By Michael DeLaura, LEED AP, and John Edgar
The road to energy independence is paved with conservation. In spite of new methods of producing ‘clean’ energy, nothing beats conservation as the most cost-effective solution. This is why recent changes to building codes—such as the new National Energy Code of Canada for Buildings (NECB)—have emphasized the requirements for airtight building envelopes and continuous insulation (ci).
In an effort to build a more robust building envelope, wall assemblies are being improved to meet the specific requirements of the local climate.
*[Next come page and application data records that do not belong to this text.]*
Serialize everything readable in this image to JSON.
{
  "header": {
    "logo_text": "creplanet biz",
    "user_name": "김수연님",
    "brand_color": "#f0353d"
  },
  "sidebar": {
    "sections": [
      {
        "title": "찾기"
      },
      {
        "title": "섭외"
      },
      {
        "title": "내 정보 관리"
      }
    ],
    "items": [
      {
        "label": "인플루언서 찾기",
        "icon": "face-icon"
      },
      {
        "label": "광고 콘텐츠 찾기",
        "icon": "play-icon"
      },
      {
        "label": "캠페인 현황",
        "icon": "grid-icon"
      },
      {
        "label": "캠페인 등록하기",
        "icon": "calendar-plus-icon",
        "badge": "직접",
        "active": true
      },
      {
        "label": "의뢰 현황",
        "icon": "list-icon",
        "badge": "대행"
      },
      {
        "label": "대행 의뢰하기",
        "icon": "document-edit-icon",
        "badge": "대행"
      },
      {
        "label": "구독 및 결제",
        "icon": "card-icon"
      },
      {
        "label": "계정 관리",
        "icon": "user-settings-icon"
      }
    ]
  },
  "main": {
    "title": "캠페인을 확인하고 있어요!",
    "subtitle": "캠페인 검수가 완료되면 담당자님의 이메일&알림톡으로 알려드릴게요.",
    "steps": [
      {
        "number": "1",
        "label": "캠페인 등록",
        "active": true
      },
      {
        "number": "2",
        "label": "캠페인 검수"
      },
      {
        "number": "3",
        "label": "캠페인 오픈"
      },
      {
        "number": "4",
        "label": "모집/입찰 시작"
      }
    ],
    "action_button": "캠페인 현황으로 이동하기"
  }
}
Air barriers are becoming an integral part of the design in wall assemblies and have been re-engineered to meet practical installation considerations. Fluid-applied air barriers can be used over any substrate and behind any cladding over a range of surface geometries without the requirements for origami overlaps.
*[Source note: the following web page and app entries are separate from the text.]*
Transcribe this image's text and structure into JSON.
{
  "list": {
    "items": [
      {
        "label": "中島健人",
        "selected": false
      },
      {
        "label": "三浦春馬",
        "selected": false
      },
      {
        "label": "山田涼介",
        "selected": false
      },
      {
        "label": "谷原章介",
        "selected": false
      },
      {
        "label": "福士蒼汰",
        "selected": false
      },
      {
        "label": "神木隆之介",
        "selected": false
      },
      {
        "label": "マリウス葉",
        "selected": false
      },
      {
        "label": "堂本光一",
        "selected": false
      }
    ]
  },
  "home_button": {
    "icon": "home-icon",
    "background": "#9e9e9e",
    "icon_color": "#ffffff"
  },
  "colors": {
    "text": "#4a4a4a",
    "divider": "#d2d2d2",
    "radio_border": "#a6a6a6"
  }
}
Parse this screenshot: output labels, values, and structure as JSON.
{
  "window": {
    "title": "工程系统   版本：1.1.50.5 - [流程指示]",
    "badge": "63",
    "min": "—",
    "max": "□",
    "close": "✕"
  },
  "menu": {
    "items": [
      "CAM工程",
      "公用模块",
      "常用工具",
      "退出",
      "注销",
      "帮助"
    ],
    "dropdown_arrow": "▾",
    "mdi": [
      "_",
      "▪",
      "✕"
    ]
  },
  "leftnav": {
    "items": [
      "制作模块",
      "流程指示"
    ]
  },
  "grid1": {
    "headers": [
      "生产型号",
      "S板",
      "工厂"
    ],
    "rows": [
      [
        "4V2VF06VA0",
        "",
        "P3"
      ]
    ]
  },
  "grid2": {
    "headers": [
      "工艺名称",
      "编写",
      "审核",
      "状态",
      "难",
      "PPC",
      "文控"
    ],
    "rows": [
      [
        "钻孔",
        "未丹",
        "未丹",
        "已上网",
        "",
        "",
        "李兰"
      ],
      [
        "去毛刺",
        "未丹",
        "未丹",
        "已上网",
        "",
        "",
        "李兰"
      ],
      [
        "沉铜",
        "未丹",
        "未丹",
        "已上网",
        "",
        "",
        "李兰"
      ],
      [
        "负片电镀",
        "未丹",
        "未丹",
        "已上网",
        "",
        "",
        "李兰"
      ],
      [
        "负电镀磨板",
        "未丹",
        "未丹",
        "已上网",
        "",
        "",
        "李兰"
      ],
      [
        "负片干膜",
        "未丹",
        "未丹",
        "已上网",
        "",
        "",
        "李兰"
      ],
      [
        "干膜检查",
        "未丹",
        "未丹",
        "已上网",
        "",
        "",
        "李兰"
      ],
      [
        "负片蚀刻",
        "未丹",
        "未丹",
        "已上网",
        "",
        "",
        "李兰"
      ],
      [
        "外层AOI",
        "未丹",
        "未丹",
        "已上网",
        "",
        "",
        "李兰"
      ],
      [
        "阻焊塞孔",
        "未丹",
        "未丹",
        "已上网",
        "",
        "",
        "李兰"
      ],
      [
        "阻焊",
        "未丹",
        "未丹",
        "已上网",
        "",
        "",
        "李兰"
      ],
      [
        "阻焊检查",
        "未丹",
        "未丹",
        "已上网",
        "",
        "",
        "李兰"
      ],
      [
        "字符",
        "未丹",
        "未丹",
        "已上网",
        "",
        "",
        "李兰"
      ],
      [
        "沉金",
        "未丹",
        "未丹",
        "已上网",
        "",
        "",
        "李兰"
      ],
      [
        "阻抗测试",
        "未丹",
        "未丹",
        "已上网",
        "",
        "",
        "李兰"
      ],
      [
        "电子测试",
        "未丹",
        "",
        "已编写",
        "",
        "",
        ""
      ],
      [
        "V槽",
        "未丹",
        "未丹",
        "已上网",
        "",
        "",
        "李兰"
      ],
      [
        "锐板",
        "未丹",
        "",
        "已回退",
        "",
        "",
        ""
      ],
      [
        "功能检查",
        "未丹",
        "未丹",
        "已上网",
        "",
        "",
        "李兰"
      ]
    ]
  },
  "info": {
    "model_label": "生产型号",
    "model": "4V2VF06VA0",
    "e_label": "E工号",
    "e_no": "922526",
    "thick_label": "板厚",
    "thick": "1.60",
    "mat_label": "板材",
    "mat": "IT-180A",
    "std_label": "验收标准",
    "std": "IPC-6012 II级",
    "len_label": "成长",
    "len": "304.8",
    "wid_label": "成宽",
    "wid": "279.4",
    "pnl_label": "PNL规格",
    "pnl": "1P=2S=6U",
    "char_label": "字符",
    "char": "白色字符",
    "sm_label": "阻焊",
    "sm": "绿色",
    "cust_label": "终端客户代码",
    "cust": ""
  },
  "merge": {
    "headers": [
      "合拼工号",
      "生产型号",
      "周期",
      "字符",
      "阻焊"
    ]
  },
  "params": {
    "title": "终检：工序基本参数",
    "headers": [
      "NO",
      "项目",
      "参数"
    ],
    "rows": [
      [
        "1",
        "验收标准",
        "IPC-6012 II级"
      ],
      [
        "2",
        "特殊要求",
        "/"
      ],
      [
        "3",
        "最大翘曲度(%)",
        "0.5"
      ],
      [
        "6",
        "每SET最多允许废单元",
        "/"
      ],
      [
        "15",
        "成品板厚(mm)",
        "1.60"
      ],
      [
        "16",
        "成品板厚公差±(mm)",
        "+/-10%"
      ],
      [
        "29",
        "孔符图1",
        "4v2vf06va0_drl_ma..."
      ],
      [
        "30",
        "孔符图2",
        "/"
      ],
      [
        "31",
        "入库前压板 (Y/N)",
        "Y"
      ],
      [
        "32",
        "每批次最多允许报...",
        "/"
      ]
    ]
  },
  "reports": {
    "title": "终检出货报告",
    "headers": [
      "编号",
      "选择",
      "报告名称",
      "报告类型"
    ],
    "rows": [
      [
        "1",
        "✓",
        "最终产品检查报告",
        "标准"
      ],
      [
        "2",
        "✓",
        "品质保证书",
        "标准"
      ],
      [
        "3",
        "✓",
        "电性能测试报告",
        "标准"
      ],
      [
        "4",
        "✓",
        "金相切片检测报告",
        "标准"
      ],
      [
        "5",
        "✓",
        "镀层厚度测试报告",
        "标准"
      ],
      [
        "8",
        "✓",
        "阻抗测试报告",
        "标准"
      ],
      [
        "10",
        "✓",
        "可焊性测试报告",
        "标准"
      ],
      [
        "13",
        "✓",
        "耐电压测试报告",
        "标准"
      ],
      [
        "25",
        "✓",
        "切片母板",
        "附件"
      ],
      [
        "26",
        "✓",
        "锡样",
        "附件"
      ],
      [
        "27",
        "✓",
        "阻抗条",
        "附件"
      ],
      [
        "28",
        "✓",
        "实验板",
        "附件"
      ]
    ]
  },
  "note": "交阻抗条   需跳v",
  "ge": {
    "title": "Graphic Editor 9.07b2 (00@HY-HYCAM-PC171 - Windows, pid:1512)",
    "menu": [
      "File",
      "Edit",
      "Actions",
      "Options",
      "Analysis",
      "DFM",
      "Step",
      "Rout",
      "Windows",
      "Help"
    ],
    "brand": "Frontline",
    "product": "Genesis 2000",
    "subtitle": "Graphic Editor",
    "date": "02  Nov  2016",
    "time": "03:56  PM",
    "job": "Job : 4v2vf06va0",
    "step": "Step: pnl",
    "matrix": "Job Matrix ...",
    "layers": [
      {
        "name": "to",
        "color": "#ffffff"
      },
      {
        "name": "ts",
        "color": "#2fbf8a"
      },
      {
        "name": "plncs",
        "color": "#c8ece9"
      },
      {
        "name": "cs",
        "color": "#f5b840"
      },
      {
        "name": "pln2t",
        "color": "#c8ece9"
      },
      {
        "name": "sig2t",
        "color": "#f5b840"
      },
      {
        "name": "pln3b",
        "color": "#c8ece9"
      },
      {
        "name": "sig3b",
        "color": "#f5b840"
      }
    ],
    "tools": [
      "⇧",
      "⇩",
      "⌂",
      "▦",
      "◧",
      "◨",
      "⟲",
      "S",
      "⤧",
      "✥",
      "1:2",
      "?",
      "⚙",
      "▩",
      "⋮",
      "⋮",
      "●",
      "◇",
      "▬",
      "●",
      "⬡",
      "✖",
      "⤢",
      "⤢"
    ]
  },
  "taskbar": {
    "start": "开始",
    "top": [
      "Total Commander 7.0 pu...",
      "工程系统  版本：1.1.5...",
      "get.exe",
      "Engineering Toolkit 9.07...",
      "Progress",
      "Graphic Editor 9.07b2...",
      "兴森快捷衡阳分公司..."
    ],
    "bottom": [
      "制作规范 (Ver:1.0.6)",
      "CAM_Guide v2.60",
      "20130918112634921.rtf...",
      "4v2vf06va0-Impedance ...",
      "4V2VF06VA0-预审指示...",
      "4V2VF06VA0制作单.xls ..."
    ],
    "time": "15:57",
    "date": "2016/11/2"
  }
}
Some of the more advanced fluid-applied air and moisture barriers were initially designed to function as substrate protection of drainage exterior insulation and finishing systems (EIFS).
EIFS have always been rigorously tested for evaluation services—both the Canadian Construction Materials Centre (CCMC) and the International Code Council Evaluation Service (ICC-ES) have required performance testing from drainage efficiency to fire resistance. Recently, questions regarding fire performance of some air barrier materials in conjunction with continuous insulation have arose. EIFS already has years of tested experience and this performance advantage has allowed the fluid-applied membranes to find new markets behind other claddings.
As the demand has increased for a more energy-efficient building envelope, air and moisture barriers became the products for substrate protection. The use of one continuous air and moisture barrier simplified the specification and design process. Air and moisture barriers provide protection against unrestricted water vapour movement, water leakage, and the resultant mould and mildew. One major difference between building wraps, self-adhesive membranes, and a fluid-applied air barrier involves the performance. Some fluid-applied air and moisture barriers, depending on the type and manufacturer, can be exposed to the elements for up to six months without a significant change in water penetration resistance. In what may appear to be backward thinking, the more robust fluid-applied waterproof air barriers become the functional cladding of the building and exposed decorative cladding becomes the screen to deflect rain from the inner barrier, hence ‘rainscreen’ cladding.
Other benefits of fluid-applied air and moisture barriers include:
- fluid-applied membranes do not require highly skilled labour so installation is easy and there is minimized risk of errors;
- water-based membranes have low volatile organic compounds (VOCs) which simplify installation by reducing protection requirements of the installer and the environment;
- barriers are available as vapour-permeable or vapour-impermeable membranes to accommodate most wall designs;
- fluid-applied membranes become one with the substrate making them rigid and stable under air and wind pressure loads;
- membranes resists air leakage, which increases occupant comfort, reduces energy costs, and reduces risk of condensation;
- doubles as air barrier and sheathing membrane, and protects rough openings while easily being incorporated with flashing; and
- fire-tested by manufacturer, which means it can be used on all construction types.
Air barriers also lower heating and cooling cost and increase occupant comfort, and research has been conducted to prove their energy efficiency. The U.S. Department of Energy (DOE) finds that up to 40 per cent of the energy used to heat or cool a building is lost through air leakage.
The National Institute of Standards and Technology’s (NIST’s) study, “Investigation of the Impact of Commercial Building Envelope Airtightness on HVAC Energy” confirmed air barriers promote energy savings ranging from 30 to 40 per cent for heating climates and 10 to 15 per cent for cooling climates. The use of an air barrier in the wall assembly can contribute to points on a Leadership in Energy and Environmental Design (LEED)-certified project in the Energy and Atmosphere (EA) category. Points can be awarded in this category for conducting air barrier and/or building envelope testing, including Optimize Energy Performance and Enhanced Commissioning.